Task statement: Each line from the one containing "What's the underlying" to the end of the entries below must be restated exactly, and no other line should appear.

Records for this exercise:
--- START ---

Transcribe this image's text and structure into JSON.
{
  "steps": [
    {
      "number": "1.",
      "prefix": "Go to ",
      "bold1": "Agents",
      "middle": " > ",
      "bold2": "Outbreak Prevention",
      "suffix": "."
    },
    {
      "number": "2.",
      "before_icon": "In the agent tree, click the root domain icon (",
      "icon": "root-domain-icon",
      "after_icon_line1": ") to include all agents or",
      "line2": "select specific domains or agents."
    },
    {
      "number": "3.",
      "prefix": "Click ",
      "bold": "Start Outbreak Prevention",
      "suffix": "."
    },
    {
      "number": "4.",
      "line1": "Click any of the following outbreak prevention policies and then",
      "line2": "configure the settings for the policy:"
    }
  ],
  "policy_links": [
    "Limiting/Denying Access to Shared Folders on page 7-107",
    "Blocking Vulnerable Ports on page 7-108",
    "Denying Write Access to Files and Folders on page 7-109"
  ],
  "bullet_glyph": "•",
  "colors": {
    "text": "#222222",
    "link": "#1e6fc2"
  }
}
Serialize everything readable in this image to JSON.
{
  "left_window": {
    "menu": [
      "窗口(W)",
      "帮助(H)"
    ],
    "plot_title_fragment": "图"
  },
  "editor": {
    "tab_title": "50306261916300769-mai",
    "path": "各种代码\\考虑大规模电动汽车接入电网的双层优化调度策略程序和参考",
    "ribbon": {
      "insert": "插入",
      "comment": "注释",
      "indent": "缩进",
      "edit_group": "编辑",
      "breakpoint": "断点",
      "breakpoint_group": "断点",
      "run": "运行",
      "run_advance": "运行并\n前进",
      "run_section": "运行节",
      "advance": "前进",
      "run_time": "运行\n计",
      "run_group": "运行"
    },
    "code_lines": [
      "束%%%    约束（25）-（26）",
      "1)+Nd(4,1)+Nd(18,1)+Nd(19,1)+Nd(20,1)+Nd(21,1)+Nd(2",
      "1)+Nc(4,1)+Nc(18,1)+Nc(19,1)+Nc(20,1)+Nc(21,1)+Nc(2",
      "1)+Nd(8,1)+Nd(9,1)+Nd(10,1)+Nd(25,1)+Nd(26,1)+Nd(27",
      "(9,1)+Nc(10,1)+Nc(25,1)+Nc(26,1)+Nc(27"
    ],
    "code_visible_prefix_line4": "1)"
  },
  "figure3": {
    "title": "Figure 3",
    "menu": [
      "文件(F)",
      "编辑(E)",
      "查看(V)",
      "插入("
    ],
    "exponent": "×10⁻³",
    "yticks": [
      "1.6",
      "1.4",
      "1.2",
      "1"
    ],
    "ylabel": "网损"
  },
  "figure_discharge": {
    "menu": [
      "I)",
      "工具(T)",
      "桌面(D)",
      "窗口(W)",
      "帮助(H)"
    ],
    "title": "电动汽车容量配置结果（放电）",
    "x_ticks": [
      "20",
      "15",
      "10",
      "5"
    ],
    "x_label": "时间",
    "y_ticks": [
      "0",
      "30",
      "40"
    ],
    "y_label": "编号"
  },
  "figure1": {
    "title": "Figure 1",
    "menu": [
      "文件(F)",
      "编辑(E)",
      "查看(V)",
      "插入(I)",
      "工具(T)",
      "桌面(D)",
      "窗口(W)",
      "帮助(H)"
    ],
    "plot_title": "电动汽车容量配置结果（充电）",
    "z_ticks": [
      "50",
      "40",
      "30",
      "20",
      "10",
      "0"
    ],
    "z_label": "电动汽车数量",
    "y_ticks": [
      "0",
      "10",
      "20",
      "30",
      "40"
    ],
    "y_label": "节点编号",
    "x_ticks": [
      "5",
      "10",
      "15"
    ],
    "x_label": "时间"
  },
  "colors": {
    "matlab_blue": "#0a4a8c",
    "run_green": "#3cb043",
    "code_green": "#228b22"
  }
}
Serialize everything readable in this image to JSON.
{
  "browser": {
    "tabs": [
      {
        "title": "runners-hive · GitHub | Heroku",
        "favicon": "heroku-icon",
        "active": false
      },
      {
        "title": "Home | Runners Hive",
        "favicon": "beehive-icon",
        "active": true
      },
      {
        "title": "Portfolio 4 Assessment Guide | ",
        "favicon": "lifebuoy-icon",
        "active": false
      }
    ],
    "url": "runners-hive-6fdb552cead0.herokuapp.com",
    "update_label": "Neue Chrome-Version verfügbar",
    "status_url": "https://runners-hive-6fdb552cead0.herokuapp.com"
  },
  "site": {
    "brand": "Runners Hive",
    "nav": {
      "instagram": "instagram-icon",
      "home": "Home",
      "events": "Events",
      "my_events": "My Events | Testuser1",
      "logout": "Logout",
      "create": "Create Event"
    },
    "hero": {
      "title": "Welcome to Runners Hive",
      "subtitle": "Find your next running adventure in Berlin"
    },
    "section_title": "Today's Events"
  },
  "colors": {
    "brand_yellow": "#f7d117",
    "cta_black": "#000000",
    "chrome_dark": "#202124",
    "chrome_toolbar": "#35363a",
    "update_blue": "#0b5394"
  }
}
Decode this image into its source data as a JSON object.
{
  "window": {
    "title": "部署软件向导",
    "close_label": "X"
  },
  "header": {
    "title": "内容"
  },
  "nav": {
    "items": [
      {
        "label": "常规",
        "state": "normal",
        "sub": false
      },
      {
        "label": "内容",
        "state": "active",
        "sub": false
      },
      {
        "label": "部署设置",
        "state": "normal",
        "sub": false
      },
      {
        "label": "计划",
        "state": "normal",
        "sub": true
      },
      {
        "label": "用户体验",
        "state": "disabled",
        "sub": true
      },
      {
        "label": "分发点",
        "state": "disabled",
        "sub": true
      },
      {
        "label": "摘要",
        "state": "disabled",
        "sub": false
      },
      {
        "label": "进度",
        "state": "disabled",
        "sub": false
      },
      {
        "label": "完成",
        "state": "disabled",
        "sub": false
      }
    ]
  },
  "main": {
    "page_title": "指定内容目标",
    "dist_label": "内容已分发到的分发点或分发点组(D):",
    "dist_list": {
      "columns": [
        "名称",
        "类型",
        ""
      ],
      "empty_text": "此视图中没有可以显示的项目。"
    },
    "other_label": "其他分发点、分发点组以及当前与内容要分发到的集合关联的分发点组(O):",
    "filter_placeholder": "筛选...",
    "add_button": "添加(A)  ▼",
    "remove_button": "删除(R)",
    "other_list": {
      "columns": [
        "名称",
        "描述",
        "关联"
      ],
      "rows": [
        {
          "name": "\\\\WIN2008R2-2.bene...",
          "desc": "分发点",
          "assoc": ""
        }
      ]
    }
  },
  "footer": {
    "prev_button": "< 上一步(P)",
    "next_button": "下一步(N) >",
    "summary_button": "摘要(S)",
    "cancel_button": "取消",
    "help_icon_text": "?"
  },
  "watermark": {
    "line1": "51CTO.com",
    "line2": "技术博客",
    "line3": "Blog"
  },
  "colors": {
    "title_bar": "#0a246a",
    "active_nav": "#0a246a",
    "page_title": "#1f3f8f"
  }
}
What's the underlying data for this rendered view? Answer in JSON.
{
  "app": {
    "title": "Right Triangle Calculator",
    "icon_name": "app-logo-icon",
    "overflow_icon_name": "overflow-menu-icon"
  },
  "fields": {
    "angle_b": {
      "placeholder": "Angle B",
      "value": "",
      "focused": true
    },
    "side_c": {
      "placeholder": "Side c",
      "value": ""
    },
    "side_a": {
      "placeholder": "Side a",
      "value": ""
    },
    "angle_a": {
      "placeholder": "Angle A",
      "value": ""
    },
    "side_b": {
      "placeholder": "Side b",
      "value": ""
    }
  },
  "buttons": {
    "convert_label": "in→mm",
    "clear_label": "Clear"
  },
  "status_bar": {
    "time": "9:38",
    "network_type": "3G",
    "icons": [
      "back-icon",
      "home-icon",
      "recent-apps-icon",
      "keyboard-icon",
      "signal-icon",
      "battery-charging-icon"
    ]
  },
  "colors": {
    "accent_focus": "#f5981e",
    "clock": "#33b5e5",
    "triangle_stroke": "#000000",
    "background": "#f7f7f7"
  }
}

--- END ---

Exercise answer:
What's the underlying data for this rendered view? Answer in JSON.
{
  "app": {
    "title": "Right Triangle Calculator",
    "icon_name": "app-logo-icon",
    "overflow_icon_name": "overflow-menu-icon"
  },
  "fields": {
    "angle_b": {
      "placeholder": "Angle B",
      "value": "",
      "focused": true
    },
    "side_c": {
      "placeholder": "Side c",
      "value": ""
    },
    "side_a": {
      "placeholder": "Side a",
      "value": ""
    },
    "angle_a": {
      "placeholder": "Angle A",
      "value": ""
    },
    "side_b": {
      "placeholder": "Side b",
      "value": ""
    }
  },
  "buttons": {
    "convert_label": "in→mm",
    "clear_label": "Clear"
  },
  "status_bar": {
    "time": "9:38",
    "network_type": "3G",
    "icons": [
      "back-icon",
      "home-icon",
      "recent-apps-icon",
      "keyboard-icon",
      "signal-icon",
      "battery-charging-icon"
    ]
  },
  "colors": {
    "accent_focus": "#f5981e",
    "clock": "#33b5e5",
    "triangle_stroke": "#000000",
    "background": "#f7f7f7"
  }
}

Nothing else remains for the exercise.